THE PROBLEM: Please restate the records below word for word, leaving out every picture.

INFORMATION GIVEN:
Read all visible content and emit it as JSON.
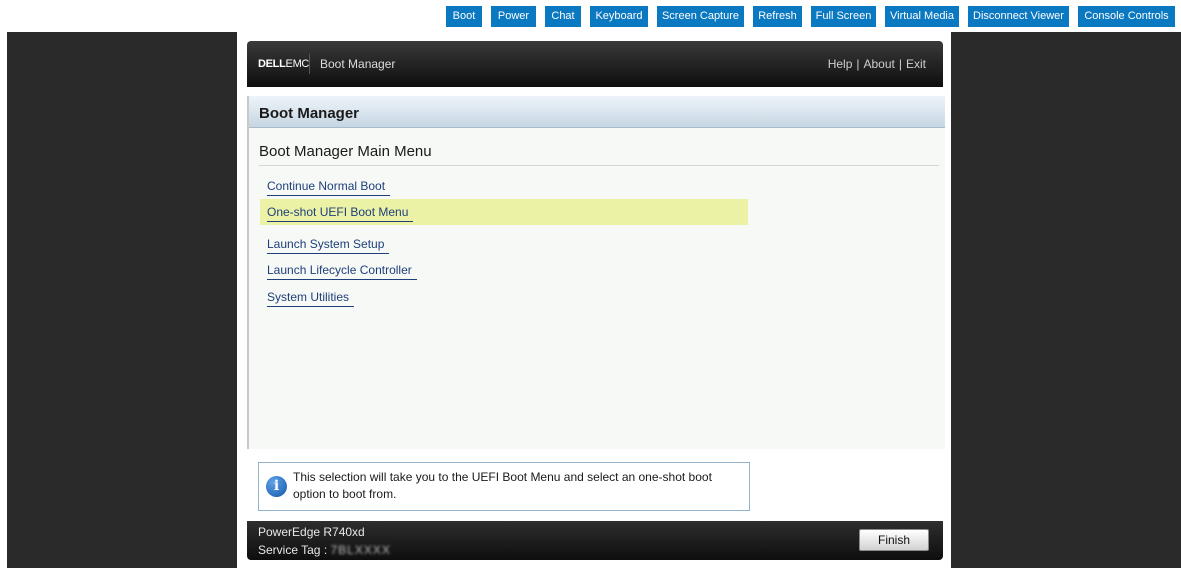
{
  "viewer_toolbar": {
    "buttons": [
      {
        "label": "Boot"
      },
      {
        "label": "Power"
      },
      {
        "label": "Chat"
      },
      {
        "label": "Keyboard"
      },
      {
        "label": "Screen Capture"
      },
      {
        "label": "Refresh"
      },
      {
        "label": "Full Screen"
      },
      {
        "label": "Virtual Media"
      },
      {
        "label": "Disconnect Viewer"
      },
      {
        "label": "Console Controls"
      }
    ],
    "accent_color": "#0b78c2"
  },
  "bios": {
    "header": {
      "brand": "DELL",
      "brand_suffix": "EMC",
      "title": "Boot Manager",
      "links": [
        "Help",
        "About",
        "Exit"
      ],
      "link_separator": "|"
    },
    "panel_title": "Boot Manager",
    "menu_heading": "Boot Manager Main Menu",
    "menu_items": [
      {
        "label": "Continue Normal Boot",
        "selected": false
      },
      {
        "label": "One-shot UEFI Boot Menu",
        "selected": true
      },
      {
        "label": "Launch System Setup",
        "selected": false
      },
      {
        "label": "Launch Lifecycle Controller",
        "selected": false
      },
      {
        "label": "System Utilities",
        "selected": false
      }
    ],
    "help": {
      "icon": "info-icon",
      "icon_glyph": "i",
      "text": "This selection will take you to the UEFI Boot Menu and select an one-shot boot option to boot from."
    },
    "footer": {
      "model": "PowerEdge R740xd",
      "service_tag_label": "Service Tag :",
      "service_tag_value": "7BLXXXX",
      "finish_label": "Finish"
    },
    "highlight_color": "#ebf2a6"
  }
}
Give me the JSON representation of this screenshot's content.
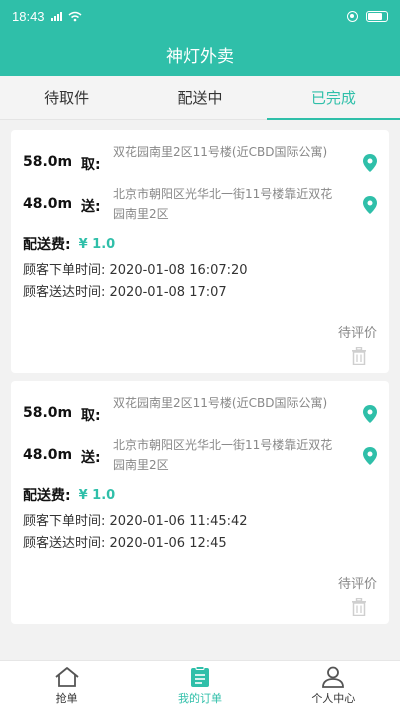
{
  "status_bar": {
    "time": "18:43",
    "signal_text": "5ııl"
  },
  "header": {
    "title": "神灯外卖"
  },
  "tabs": [
    {
      "label": "待取件",
      "active": false
    },
    {
      "label": "配送中",
      "active": false
    },
    {
      "label": "已完成",
      "active": true
    }
  ],
  "orders": [
    {
      "pickup": {
        "distance": "58.0m",
        "kind": "取:",
        "address": "双花园南里2区11号楼(近CBD国际公寓)"
      },
      "delivery": {
        "distance": "48.0m",
        "kind": "送:",
        "address": "北京市朝阳区光华北一街11号楼靠近双花园南里2区"
      },
      "fee_label": "配送费:",
      "fee_value": "¥ 1.0",
      "order_time": "顾客下单时间: 2020-01-08 16:07:20",
      "arrive_time": "顾客送达时间: 2020-01-08 17:07",
      "status": "待评价"
    },
    {
      "pickup": {
        "distance": "58.0m",
        "kind": "取:",
        "address": "双花园南里2区11号楼(近CBD国际公寓)"
      },
      "delivery": {
        "distance": "48.0m",
        "kind": "送:",
        "address": "北京市朝阳区光华北一街11号楼靠近双花园南里2区"
      },
      "fee_label": "配送费:",
      "fee_value": "¥ 1.0",
      "order_time": "顾客下单时间: 2020-01-06 11:45:42",
      "arrive_time": "顾客送达时间: 2020-01-06 12:45",
      "status": "待评价"
    }
  ],
  "bottom_nav": [
    {
      "label": "抢单",
      "icon": "home-icon",
      "active": false
    },
    {
      "label": "我的订单",
      "icon": "order-list-icon",
      "active": true
    },
    {
      "label": "个人中心",
      "icon": "person-icon",
      "active": false
    }
  ],
  "colors": {
    "accent": "#2fbfa9",
    "pin": "#2fbfa9"
  }
}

OUTPUT OF THE TASK:
Read all visible content and emit it as JSON.
{
  "viewer_toolbar": {
    "buttons": [
      {
        "label": "Boot"
      },
      {
        "label": "Power"
      },
      {
        "label": "Chat"
      },
      {
        "label": "Keyboard"
      },
      {
        "label": "Screen Capture"
      },
      {
        "label": "Refresh"
      },
      {
        "label": "Full Screen"
      },
      {
        "label": "Virtual Media"
      },
      {
        "label": "Disconnect Viewer"
      },
      {
        "label": "Console Controls"
      }
    ],
    "accent_color": "#0b78c2"
  },
  "bios": {
    "header": {
      "brand": "DELL",
      "brand_suffix": "EMC",
      "title": "Boot Manager",
      "links": [
        "Help",
        "About",
        "Exit"
      ],
      "link_separator": "|"
    },
    "panel_title": "Boot Manager",
    "menu_heading": "Boot Manager Main Menu",
    "menu_items": [
      {
        "label": "Continue Normal Boot",
        "selected": false
      },
      {
        "label": "One-shot UEFI Boot Menu",
        "selected": true
      },
      {
        "label": "Launch System Setup",
        "selected": false
      },
      {
        "label": "Launch Lifecycle Controller",
        "selected": false
      },
      {
        "label": "System Utilities",
        "selected": false
      }
    ],
    "help": {
      "icon": "info-icon",
      "icon_glyph": "i",
      "text": "This selection will take you to the UEFI Boot Menu and select an one-shot boot option to boot from."
    },
    "footer": {
      "model": "PowerEdge R740xd",
      "service_tag_label": "Service Tag :",
      "service_tag_value": "7BLXXXX",
      "finish_label": "Finish"
    },
    "highlight_color": "#ebf2a6"
  }
}
Give me the JSON representation of this screenshot's content.
{
  "status_bar": {
    "time": "18:43",
    "signal_text": "5ııl"
  },
  "header": {
    "title": "神灯外卖"
  },
  "tabs": [
    {
      "label": "待取件",
      "active": false
    },
    {
      "label": "配送中",
      "active": false
    },
    {
      "label": "已完成",
      "active": true
    }
  ],
  "orders": [
    {
      "pickup": {
        "distance": "58.0m",
        "kind": "取:",
        "address": "双花园南里2区11号楼(近CBD国际公寓)"
      },
      "delivery": {
        "distance": "48.0m",
        "kind": "送:",
        "address": "北京市朝阳区光华北一街11号楼靠近双花园南里2区"
      },
      "fee_label": "配送费:",
      "fee_value": "¥ 1.0",
      "order_time": "顾客下单时间: 2020-01-08 16:07:20",
      "arrive_time": "顾客送达时间: 2020-01-08 17:07",
      "status": "待评价"
    },
    {
      "pickup": {
        "distance": "58.0m",
        "kind": "取:",
        "address": "双花园南里2区11号楼(近CBD国际公寓)"
      },
      "delivery": {
        "distance": "48.0m",
        "kind": "送:",
        "address": "北京市朝阳区光华北一街11号楼靠近双花园南里2区"
      },
      "fee_label": "配送费:",
      "fee_value": "¥ 1.0",
      "order_time": "顾客下单时间: 2020-01-06 11:45:42",
      "arrive_time": "顾客送达时间: 2020-01-06 12:45",
      "status": "待评价"
    }
  ],
  "bottom_nav": [
    {
      "label": "抢单",
      "icon": "home-icon",
      "active": false
    },
    {
      "label": "我的订单",
      "icon": "order-list-icon",
      "active": true
    },
    {
      "label": "个人中心",
      "icon": "person-icon",
      "active": false
    }
  ],
  "colors": {
    "accent": "#2fbfa9",
    "pin": "#2fbfa9"
  }
}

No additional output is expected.